**Assigned task:** Check every line of the material for the word "veteran". Copy those that have it.

*** Opening of Record extracts ***

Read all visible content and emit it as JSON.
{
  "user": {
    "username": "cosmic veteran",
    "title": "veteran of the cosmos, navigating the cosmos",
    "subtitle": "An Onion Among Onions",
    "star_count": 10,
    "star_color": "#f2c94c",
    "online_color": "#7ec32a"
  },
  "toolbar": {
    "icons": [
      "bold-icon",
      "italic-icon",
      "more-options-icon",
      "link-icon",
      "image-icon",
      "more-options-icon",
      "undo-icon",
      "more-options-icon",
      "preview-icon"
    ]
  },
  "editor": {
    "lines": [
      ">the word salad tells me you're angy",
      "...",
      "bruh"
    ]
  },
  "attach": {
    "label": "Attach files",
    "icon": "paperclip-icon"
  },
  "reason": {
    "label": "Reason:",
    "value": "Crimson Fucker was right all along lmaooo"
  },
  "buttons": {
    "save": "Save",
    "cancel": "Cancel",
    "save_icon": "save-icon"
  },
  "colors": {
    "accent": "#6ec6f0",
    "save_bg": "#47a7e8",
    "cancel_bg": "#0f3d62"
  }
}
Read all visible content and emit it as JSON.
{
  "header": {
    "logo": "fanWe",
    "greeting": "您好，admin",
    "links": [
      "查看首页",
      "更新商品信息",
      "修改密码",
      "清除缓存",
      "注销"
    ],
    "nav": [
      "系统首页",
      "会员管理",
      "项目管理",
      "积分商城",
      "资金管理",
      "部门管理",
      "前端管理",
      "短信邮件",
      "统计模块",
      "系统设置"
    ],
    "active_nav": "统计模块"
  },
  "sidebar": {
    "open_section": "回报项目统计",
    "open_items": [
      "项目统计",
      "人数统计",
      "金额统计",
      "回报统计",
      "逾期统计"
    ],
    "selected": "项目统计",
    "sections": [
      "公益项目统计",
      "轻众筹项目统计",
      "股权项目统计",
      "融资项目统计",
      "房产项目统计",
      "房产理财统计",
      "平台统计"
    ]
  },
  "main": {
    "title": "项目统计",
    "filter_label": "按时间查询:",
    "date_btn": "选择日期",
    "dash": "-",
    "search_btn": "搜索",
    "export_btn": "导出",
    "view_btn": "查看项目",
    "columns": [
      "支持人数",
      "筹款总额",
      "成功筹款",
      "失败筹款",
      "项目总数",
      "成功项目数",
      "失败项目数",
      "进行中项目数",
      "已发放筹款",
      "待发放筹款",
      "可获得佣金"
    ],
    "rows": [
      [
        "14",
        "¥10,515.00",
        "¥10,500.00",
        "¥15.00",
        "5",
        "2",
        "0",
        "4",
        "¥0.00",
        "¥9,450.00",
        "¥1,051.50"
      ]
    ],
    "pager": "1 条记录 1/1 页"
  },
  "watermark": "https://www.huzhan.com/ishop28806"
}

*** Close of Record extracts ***

**Result:**
    "username": "cosmic veteran",
    "title": "veteran of the cosmos, navigating the cosmos",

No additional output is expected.